• _Action item_
Work out how many lines of the records contain "Attributes". Answer with the number and nothing else.

• _Source material_

-=-=-

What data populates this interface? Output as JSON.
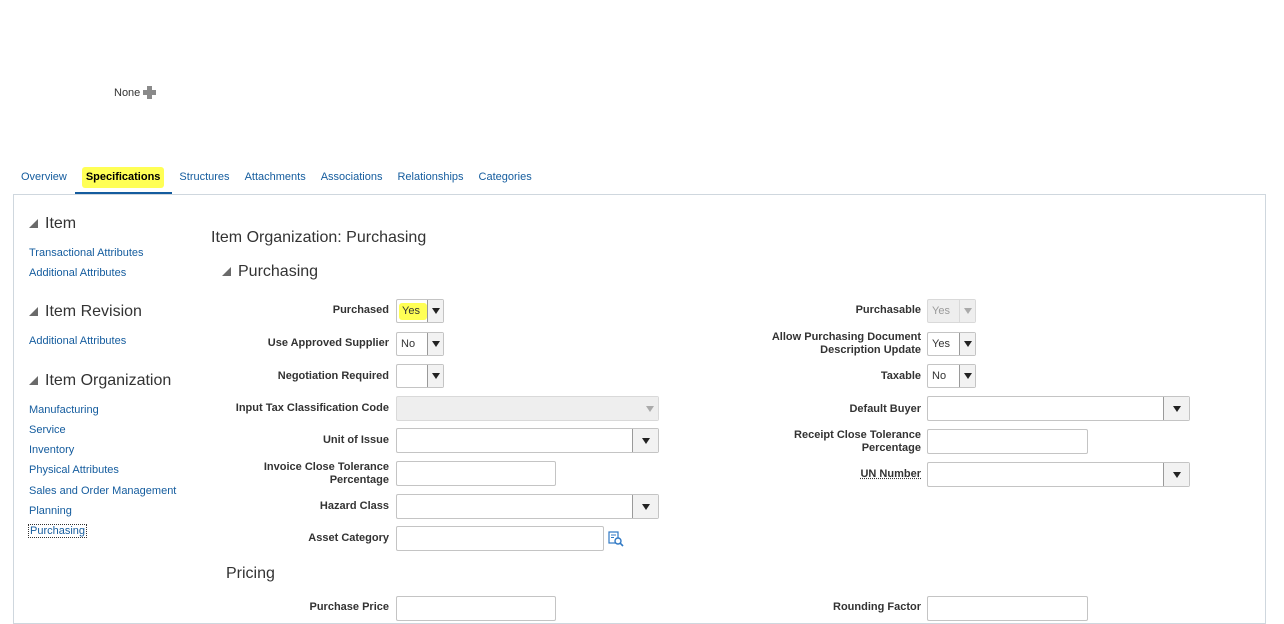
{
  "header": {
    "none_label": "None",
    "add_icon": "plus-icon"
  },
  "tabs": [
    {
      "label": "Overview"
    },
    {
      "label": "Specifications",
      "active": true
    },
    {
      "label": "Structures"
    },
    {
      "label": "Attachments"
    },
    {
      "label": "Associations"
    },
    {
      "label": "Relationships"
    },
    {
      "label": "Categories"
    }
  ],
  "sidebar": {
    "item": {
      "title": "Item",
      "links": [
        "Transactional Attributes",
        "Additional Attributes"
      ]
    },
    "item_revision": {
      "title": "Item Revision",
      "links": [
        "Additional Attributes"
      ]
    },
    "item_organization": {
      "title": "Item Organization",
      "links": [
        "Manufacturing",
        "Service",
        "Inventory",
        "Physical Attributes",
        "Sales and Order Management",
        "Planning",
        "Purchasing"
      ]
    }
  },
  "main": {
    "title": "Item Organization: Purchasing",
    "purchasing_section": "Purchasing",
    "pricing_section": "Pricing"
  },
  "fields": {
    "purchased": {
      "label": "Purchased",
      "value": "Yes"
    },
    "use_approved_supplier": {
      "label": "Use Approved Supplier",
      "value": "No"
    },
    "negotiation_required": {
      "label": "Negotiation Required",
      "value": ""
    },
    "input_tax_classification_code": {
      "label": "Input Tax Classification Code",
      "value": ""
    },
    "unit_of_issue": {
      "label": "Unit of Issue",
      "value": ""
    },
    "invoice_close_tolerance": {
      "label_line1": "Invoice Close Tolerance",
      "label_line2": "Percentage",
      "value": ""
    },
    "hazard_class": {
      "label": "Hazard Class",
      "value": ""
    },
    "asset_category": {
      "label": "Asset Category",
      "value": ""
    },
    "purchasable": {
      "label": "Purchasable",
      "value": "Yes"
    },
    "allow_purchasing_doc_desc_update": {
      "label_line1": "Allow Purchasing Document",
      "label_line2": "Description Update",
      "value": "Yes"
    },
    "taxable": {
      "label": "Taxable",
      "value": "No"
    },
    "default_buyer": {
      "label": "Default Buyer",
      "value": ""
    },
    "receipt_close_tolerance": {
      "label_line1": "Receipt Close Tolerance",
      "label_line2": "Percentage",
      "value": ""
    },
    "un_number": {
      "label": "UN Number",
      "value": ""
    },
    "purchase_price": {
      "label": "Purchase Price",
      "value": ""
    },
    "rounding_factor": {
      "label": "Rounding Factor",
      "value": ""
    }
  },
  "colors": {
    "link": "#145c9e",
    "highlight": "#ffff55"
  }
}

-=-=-

• _Answer for this exercise_
4